On a busy urban street a young alpha male businessman is overcome by racking coughs and convulsions. Yet even in his death throes, he cannot stop yammering on his cell phone to his “bro” or stop lamenting the unfair treatment of straight, white males. The shopkeeper whom he has just run out of business looks on in confusion while a vapid realtor mistakes it all for performance art. Is this the start of the zombie apocalypse… Or something much worse?
So begins Z-Stuy (pronounced “Zed-Stuy”). The short film, written and directed by Devan Gallagher, draws strength from every classic zombie trope it can possibly cram into its brief run time. A wily survivor (Crystal Sha’nae) whom no one believes until it is too late leads a doomed band of survivors in search of safety. Debates are had about whether to spare an infectee or kill him, even as he transforms before their very eyes. And of course, no one seems to have ever heard of a zombie before or understand how they work. But there is more at work here than just a comedic send-up of the zombie genre. Z-Stuy returns to the roots of the genre where zombies stand as a metaphor for consumerism and twists it into a uniquely 21st century mold. The film is classy enough not to overtly state what it’s really about in the form of exposition, but at the same time it is not subtle about the point it’s making at all.

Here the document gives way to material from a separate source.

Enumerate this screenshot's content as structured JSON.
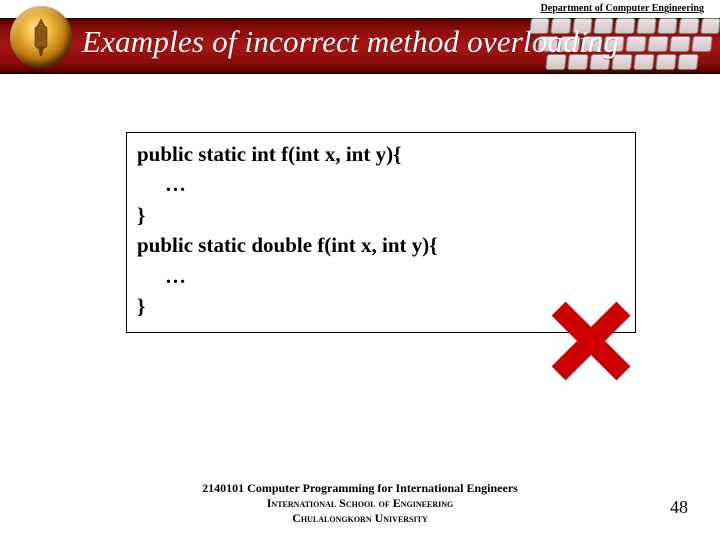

In the span of fifteen minutes we see everything from a pair of well-to-do women wistfully prattling about baby goats, to seeing a Caucasian zombie directing two zombies-of-color who are carrying its possessions. Social commentary is often at its strongest when it shows the absurdity of a situation as-is while at the same time stopping just short of telling the viewer how to feel about it. For the most part, Z-Stuy succeeds in this regard.
Sha’nae’s performance is what truly makes the film work. She is imposing, intense, and likable all at the same time in the lead role. The end left me wanting to see more of her character and more of her as an actor. If there’s a flaw, it’s that the relationship with her character’s two best friends (played by Gallagher and Katie Goffman) wasn’t apparent at first. It felt like these were literally just two people that she grabbed off the street and only gradually did it become clear that they had been friends for some time. That’s a small issue, however, and the comedic interplay between all of the actors is terrific. The characters all become very memorable in the short time that we get to know them and for a film of its length, Z-Stuy is very quotable.

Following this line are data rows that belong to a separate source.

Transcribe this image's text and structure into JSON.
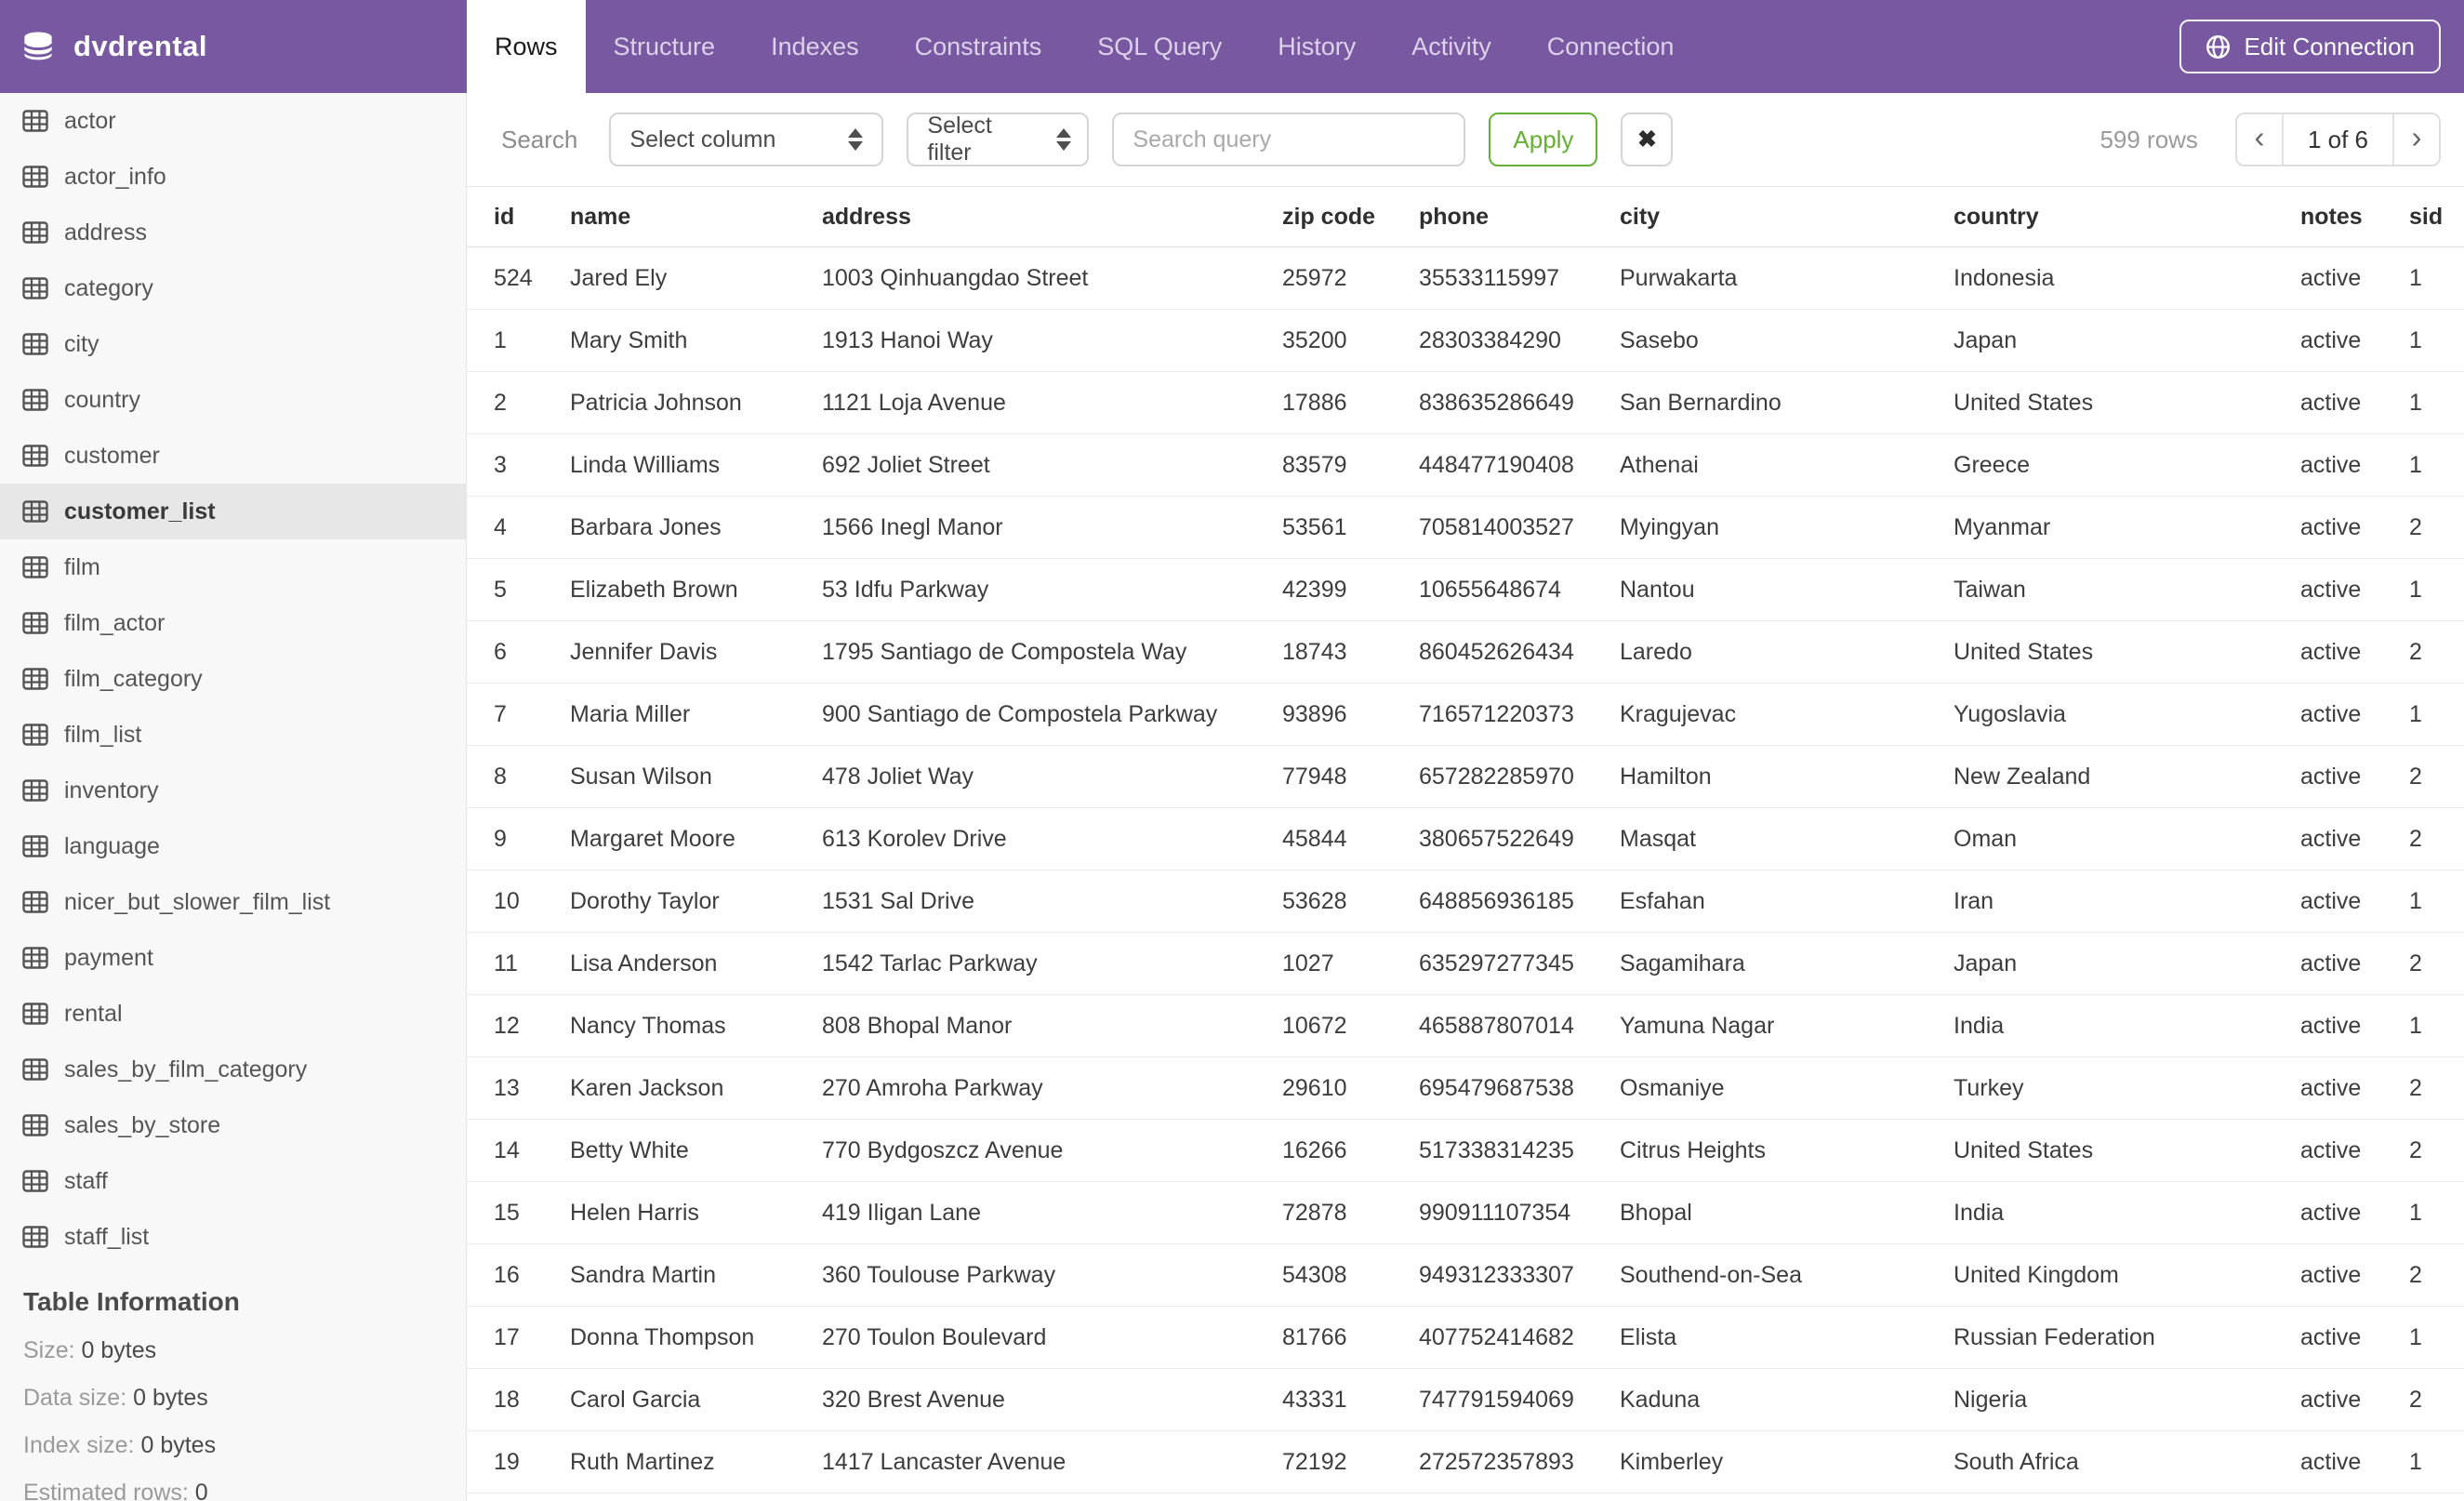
{
  "header": {
    "database_name": "dvdrental",
    "tabs": [
      {
        "label": "Rows",
        "active": true
      },
      {
        "label": "Structure",
        "active": false
      },
      {
        "label": "Indexes",
        "active": false
      },
      {
        "label": "Constraints",
        "active": false
      },
      {
        "label": "SQL Query",
        "active": false
      },
      {
        "label": "History",
        "active": false
      },
      {
        "label": "Activity",
        "active": false
      },
      {
        "label": "Connection",
        "active": false
      }
    ],
    "edit_connection_label": "Edit Connection"
  },
  "sidebar": {
    "tables": [
      "actor",
      "actor_info",
      "address",
      "category",
      "city",
      "country",
      "customer",
      "customer_list",
      "film",
      "film_actor",
      "film_category",
      "film_list",
      "inventory",
      "language",
      "nicer_but_slower_film_list",
      "payment",
      "rental",
      "sales_by_film_category",
      "sales_by_store",
      "staff",
      "staff_list"
    ],
    "selected_table": "customer_list",
    "table_information": {
      "heading": "Table Information",
      "items": [
        {
          "label": "Size:",
          "value": "0 bytes"
        },
        {
          "label": "Data size:",
          "value": "0 bytes"
        },
        {
          "label": "Index size:",
          "value": "0 bytes"
        },
        {
          "label": "Estimated rows:",
          "value": "0"
        }
      ]
    }
  },
  "toolbar": {
    "search_label": "Search",
    "column_select_value": "Select column",
    "filter_select_value": "Select filter",
    "query_placeholder": "Search query",
    "query_value": "",
    "apply_label": "Apply",
    "clear_label": "✖",
    "rows_count": "599 rows",
    "pagination": {
      "prev": "‹",
      "current": "1 of 6",
      "next": "›"
    }
  },
  "table": {
    "columns": [
      "id",
      "name",
      "address",
      "zip code",
      "phone",
      "city",
      "country",
      "notes",
      "sid"
    ],
    "rows": [
      [
        "524",
        "Jared Ely",
        "1003 Qinhuangdao Street",
        "25972",
        "35533115997",
        "Purwakarta",
        "Indonesia",
        "active",
        "1"
      ],
      [
        "1",
        "Mary Smith",
        "1913 Hanoi Way",
        "35200",
        "28303384290",
        "Sasebo",
        "Japan",
        "active",
        "1"
      ],
      [
        "2",
        "Patricia Johnson",
        "1121 Loja Avenue",
        "17886",
        "838635286649",
        "San Bernardino",
        "United States",
        "active",
        "1"
      ],
      [
        "3",
        "Linda Williams",
        "692 Joliet Street",
        "83579",
        "448477190408",
        "Athenai",
        "Greece",
        "active",
        "1"
      ],
      [
        "4",
        "Barbara Jones",
        "1566 Inegl Manor",
        "53561",
        "705814003527",
        "Myingyan",
        "Myanmar",
        "active",
        "2"
      ],
      [
        "5",
        "Elizabeth Brown",
        "53 Idfu Parkway",
        "42399",
        "10655648674",
        "Nantou",
        "Taiwan",
        "active",
        "1"
      ],
      [
        "6",
        "Jennifer Davis",
        "1795 Santiago de Compostela Way",
        "18743",
        "860452626434",
        "Laredo",
        "United States",
        "active",
        "2"
      ],
      [
        "7",
        "Maria Miller",
        "900 Santiago de Compostela Parkway",
        "93896",
        "716571220373",
        "Kragujevac",
        "Yugoslavia",
        "active",
        "1"
      ],
      [
        "8",
        "Susan Wilson",
        "478 Joliet Way",
        "77948",
        "657282285970",
        "Hamilton",
        "New Zealand",
        "active",
        "2"
      ],
      [
        "9",
        "Margaret Moore",
        "613 Korolev Drive",
        "45844",
        "380657522649",
        "Masqat",
        "Oman",
        "active",
        "2"
      ],
      [
        "10",
        "Dorothy Taylor",
        "1531 Sal Drive",
        "53628",
        "648856936185",
        "Esfahan",
        "Iran",
        "active",
        "1"
      ],
      [
        "11",
        "Lisa Anderson",
        "1542 Tarlac Parkway",
        "1027",
        "635297277345",
        "Sagamihara",
        "Japan",
        "active",
        "2"
      ],
      [
        "12",
        "Nancy Thomas",
        "808 Bhopal Manor",
        "10672",
        "465887807014",
        "Yamuna Nagar",
        "India",
        "active",
        "1"
      ],
      [
        "13",
        "Karen Jackson",
        "270 Amroha Parkway",
        "29610",
        "695479687538",
        "Osmaniye",
        "Turkey",
        "active",
        "2"
      ],
      [
        "14",
        "Betty White",
        "770 Bydgoszcz Avenue",
        "16266",
        "517338314235",
        "Citrus Heights",
        "United States",
        "active",
        "2"
      ],
      [
        "15",
        "Helen Harris",
        "419 Iligan Lane",
        "72878",
        "990911107354",
        "Bhopal",
        "India",
        "active",
        "1"
      ],
      [
        "16",
        "Sandra Martin",
        "360 Toulouse Parkway",
        "54308",
        "949312333307",
        "Southend-on-Sea",
        "United Kingdom",
        "active",
        "2"
      ],
      [
        "17",
        "Donna Thompson",
        "270 Toulon Boulevard",
        "81766",
        "407752414682",
        "Elista",
        "Russian Federation",
        "active",
        "1"
      ],
      [
        "18",
        "Carol Garcia",
        "320 Brest Avenue",
        "43331",
        "747791594069",
        "Kaduna",
        "Nigeria",
        "active",
        "2"
      ],
      [
        "19",
        "Ruth Martinez",
        "1417 Lancaster Avenue",
        "72192",
        "272572357893",
        "Kimberley",
        "South Africa",
        "active",
        "1"
      ]
    ]
  },
  "colors": {
    "header_purple": "#7859a1",
    "apply_green": "#64b133",
    "selected_table_bg": "#e7e7e7"
  }
}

Overall, Z-Stuy is an admirable display of Gallagher’s talent as a filmmaker and Sha’nae’s talent as an actress. It is not subtle and some may find its message heavy-handed. But on some issues, nothing but a direct approach will do and Z-Stuy recognizes that. Message aside, it’s a film that leaves the viewer wanting more, both of the story and of the characters, and that is what entertaining filmmaking is all about.
Look for Z-Stuy to be available online for viewing sometime in 2018.